[EXTRACTED RECORDS]
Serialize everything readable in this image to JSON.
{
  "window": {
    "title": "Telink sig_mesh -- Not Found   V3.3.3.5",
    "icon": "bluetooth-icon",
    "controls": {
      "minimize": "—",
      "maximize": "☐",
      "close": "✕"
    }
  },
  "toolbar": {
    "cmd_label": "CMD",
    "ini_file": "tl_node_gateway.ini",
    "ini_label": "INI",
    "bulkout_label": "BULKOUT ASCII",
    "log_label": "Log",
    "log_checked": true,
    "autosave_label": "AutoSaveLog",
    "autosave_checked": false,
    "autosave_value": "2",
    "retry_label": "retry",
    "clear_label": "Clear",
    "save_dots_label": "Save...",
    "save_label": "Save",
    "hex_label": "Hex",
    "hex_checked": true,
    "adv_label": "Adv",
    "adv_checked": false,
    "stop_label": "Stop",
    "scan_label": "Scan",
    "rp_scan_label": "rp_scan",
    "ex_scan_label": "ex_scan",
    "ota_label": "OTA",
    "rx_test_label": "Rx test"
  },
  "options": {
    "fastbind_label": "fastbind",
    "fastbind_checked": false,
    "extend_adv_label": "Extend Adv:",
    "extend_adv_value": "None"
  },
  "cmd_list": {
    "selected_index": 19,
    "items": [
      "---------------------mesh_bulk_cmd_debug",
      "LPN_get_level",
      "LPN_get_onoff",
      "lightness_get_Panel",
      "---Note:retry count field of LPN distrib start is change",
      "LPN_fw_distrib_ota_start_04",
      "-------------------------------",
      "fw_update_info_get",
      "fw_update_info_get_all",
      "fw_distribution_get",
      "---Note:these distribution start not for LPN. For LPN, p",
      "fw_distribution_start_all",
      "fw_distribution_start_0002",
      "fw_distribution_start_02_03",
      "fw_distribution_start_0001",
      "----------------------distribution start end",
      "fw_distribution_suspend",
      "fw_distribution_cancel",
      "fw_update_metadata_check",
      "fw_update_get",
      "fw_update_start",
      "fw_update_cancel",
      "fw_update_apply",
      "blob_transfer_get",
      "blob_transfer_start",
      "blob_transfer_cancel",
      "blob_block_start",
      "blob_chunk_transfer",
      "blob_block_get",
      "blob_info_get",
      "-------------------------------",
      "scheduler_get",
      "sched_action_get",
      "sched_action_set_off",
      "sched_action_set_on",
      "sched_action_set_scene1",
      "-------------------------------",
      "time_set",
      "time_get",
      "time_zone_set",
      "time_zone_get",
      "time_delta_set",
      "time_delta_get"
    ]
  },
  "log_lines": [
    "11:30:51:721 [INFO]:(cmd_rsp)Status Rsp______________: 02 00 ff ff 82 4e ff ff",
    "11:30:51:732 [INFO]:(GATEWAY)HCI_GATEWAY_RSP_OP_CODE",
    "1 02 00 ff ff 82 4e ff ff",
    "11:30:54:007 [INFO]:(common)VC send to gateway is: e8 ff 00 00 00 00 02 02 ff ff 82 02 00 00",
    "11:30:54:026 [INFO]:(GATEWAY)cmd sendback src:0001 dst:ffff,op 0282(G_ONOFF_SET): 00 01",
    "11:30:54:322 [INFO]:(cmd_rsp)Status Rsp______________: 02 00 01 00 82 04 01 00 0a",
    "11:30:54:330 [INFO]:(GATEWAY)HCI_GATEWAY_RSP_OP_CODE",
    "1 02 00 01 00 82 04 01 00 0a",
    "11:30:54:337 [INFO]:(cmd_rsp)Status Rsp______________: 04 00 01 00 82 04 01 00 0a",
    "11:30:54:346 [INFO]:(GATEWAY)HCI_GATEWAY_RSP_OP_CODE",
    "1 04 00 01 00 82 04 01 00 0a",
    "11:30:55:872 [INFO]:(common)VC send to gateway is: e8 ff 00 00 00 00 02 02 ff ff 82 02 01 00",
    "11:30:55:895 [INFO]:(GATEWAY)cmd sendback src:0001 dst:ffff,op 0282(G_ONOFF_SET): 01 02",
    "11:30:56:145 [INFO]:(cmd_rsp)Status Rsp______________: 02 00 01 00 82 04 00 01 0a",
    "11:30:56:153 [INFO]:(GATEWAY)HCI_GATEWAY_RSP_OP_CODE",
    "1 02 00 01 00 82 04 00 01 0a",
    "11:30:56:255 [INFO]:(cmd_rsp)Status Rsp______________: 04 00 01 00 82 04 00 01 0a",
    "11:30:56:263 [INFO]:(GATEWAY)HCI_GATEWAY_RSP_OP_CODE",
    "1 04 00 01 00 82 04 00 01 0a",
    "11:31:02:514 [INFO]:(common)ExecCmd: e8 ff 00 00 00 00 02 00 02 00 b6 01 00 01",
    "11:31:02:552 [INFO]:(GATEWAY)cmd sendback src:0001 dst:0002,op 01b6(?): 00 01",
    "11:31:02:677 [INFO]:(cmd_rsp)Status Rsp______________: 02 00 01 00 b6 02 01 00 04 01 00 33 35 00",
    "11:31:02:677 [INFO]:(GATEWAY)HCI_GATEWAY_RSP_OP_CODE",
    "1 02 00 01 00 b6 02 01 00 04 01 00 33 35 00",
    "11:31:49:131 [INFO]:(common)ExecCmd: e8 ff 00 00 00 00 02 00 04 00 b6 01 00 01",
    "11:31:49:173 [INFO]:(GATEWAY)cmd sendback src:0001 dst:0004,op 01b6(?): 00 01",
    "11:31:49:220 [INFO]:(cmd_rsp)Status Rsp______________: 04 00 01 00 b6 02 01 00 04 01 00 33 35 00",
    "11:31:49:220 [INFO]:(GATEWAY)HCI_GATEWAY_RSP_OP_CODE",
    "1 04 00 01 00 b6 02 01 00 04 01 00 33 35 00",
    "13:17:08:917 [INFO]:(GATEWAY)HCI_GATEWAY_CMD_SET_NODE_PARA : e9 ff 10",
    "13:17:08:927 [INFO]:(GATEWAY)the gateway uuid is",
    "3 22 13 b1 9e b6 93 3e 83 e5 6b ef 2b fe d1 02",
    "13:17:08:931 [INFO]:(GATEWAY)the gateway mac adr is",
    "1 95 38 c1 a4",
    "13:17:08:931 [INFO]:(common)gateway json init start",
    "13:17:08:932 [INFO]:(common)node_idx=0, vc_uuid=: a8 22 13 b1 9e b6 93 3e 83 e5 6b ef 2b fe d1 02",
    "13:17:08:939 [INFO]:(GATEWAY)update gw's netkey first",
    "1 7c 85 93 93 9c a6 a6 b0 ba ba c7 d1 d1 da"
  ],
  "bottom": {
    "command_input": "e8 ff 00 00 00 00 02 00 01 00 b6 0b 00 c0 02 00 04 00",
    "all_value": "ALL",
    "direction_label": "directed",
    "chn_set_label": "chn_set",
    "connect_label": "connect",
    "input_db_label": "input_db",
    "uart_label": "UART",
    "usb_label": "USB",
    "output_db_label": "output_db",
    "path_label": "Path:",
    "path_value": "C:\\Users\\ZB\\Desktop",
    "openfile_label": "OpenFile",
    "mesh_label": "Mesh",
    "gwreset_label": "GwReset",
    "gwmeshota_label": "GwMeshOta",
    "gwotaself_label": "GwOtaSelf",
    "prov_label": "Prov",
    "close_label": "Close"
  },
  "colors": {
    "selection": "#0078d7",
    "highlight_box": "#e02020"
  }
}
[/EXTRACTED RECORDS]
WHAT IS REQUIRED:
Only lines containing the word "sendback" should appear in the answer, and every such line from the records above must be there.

TASK OUTPUT:
    "11:30:54:026 [INFO]:(GATEWAY)cmd sendback src:0001 dst:ffff,op 0282(G_ONOFF_SET): 00 01",
    "11:30:55:895 [INFO]:(GATEWAY)cmd sendback src:0001 dst:ffff,op 0282(G_ONOFF_SET): 01 02",
    "11:31:02:552 [INFO]:(GATEWAY)cmd sendback src:0001 dst:0002,op 01b6(?): 00 01",
    "11:31:49:173 [INFO]:(GATEWAY)cmd sendback src:0001 dst:0004,op 01b6(?): 00 01",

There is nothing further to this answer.